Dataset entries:
------------------------------------------------------------

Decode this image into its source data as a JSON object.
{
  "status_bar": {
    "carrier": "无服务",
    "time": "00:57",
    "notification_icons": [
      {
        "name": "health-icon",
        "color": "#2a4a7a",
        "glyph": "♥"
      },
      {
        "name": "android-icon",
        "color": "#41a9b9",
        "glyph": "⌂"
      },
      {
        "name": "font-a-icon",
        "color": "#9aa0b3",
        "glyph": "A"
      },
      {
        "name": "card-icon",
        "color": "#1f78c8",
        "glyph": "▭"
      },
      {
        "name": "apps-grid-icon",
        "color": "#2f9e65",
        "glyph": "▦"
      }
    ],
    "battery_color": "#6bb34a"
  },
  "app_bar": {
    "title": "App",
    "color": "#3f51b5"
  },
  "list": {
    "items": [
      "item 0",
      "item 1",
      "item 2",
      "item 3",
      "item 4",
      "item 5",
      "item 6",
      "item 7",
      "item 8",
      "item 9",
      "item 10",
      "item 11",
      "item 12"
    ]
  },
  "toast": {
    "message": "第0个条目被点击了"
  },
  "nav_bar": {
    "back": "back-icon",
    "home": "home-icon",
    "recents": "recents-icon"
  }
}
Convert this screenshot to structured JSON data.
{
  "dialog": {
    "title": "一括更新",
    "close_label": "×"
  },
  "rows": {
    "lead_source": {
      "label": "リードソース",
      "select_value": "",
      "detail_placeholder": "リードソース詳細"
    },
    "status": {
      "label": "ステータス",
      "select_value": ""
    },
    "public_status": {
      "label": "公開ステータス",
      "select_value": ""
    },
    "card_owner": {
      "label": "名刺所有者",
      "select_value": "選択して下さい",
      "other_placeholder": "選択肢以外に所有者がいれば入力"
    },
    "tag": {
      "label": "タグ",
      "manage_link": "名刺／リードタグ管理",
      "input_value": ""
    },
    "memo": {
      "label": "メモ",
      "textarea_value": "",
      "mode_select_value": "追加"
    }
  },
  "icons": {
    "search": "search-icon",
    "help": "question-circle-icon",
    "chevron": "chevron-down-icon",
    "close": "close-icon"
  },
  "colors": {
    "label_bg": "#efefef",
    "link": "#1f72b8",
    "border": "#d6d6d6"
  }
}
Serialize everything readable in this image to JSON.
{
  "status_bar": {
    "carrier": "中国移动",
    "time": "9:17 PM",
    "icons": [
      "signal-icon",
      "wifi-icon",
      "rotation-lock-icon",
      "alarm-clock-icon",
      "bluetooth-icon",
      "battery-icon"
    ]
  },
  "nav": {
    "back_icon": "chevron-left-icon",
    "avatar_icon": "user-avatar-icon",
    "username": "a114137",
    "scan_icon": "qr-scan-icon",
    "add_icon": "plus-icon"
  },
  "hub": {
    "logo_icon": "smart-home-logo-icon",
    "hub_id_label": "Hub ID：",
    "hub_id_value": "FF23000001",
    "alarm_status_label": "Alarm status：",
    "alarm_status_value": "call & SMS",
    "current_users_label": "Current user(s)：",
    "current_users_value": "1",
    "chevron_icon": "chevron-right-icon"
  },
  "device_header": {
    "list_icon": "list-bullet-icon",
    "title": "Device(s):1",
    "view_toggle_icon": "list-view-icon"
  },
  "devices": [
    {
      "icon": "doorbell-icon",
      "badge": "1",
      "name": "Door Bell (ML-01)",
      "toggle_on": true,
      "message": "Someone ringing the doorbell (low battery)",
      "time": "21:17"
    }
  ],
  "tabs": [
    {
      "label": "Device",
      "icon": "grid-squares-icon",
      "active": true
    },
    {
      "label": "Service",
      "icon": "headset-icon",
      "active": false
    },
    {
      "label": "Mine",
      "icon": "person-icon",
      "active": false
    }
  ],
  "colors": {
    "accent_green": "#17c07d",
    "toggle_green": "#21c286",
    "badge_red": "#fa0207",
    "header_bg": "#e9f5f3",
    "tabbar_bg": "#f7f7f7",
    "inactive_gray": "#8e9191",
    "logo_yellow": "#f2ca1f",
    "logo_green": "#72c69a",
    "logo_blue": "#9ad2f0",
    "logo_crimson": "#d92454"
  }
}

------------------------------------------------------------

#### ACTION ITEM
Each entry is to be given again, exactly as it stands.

#### WRITTEN RESPONSE
Decode this image into its source data as a JSON object.
{
  "status_bar": {
    "carrier": "无服务",
    "time": "00:57",
    "notification_icons": [
      {
        "name": "health-icon",
        "color": "#2a4a7a",
        "glyph": "♥"
      },
      {
        "name": "android-icon",
        "color": "#41a9b9",
        "glyph": "⌂"
      },
      {
        "name": "font-a-icon",
        "color": "#9aa0b3",
        "glyph": "A"
      },
      {
        "name": "card-icon",
        "color": "#1f78c8",
        "glyph": "▭"
      },
      {
        "name": "apps-grid-icon",
        "color": "#2f9e65",
        "glyph": "▦"
      }
    ],
    "battery_color": "#6bb34a"
  },
  "app_bar": {
    "title": "App",
    "color": "#3f51b5"
  },
  "list": {
    "items": [
      "item 0",
      "item 1",
      "item 2",
      "item 3",
      "item 4",
      "item 5",
      "item 6",
      "item 7",
      "item 8",
      "item 9",
      "item 10",
      "item 11",
      "item 12"
    ]
  },
  "toast": {
    "message": "第0个条目被点击了"
  },
  "nav_bar": {
    "back": "back-icon",
    "home": "home-icon",
    "recents": "recents-icon"
  }
}
Convert this screenshot to structured JSON data.
{
  "dialog": {
    "title": "一括更新",
    "close_label": "×"
  },
  "rows": {
    "lead_source": {
      "label": "リードソース",
      "select_value": "",
      "detail_placeholder": "リードソース詳細"
    },
    "status": {
      "label": "ステータス",
      "select_value": ""
    },
    "public_status": {
      "label": "公開ステータス",
      "select_value": ""
    },
    "card_owner": {
      "label": "名刺所有者",
      "select_value": "選択して下さい",
      "other_placeholder": "選択肢以外に所有者がいれば入力"
    },
    "tag": {
      "label": "タグ",
      "manage_link": "名刺／リードタグ管理",
      "input_value": ""
    },
    "memo": {
      "label": "メモ",
      "textarea_value": "",
      "mode_select_value": "追加"
    }
  },
  "icons": {
    "search": "search-icon",
    "help": "question-circle-icon",
    "chevron": "chevron-down-icon",
    "close": "close-icon"
  },
  "colors": {
    "label_bg": "#efefef",
    "link": "#1f72b8",
    "border": "#d6d6d6"
  }
}
Serialize everything readable in this image to JSON.
{
  "status_bar": {
    "carrier": "中国移动",
    "time": "9:17 PM",
    "icons": [
      "signal-icon",
      "wifi-icon",
      "rotation-lock-icon",
      "alarm-clock-icon",
      "bluetooth-icon",
      "battery-icon"
    ]
  },
  "nav": {
    "back_icon": "chevron-left-icon",
    "avatar_icon": "user-avatar-icon",
    "username": "a114137",
    "scan_icon": "qr-scan-icon",
    "add_icon": "plus-icon"
  },
  "hub": {
    "logo_icon": "smart-home-logo-icon",
    "hub_id_label": "Hub ID：",
    "hub_id_value": "FF23000001",
    "alarm_status_label": "Alarm status：",
    "alarm_status_value": "call & SMS",
    "current_users_label": "Current user(s)：",
    "current_users_value": "1",
    "chevron_icon": "chevron-right-icon"
  },
  "device_header": {
    "list_icon": "list-bullet-icon",
    "title": "Device(s):1",
    "view_toggle_icon": "list-view-icon"
  },
  "devices": [
    {
      "icon": "doorbell-icon",
      "badge": "1",
      "name": "Door Bell (ML-01)",
      "toggle_on": true,
      "message": "Someone ringing the doorbell (low battery)",
      "time": "21:17"
    }
  ],
  "tabs": [
    {
      "label": "Device",
      "icon": "grid-squares-icon",
      "active": true
    },
    {
      "label": "Service",
      "icon": "headset-icon",
      "active": false
    },
    {
      "label": "Mine",
      "icon": "person-icon",
      "active": false
    }
  ],
  "colors": {
    "accent_green": "#17c07d",
    "toggle_green": "#21c286",
    "badge_red": "#fa0207",
    "header_bg": "#e9f5f3",
    "tabbar_bg": "#f7f7f7",
    "inactive_gray": "#8e9191",
    "logo_yellow": "#f2ca1f",
    "logo_green": "#72c69a",
    "logo_blue": "#9ad2f0",
    "logo_crimson": "#d92454"
  }
}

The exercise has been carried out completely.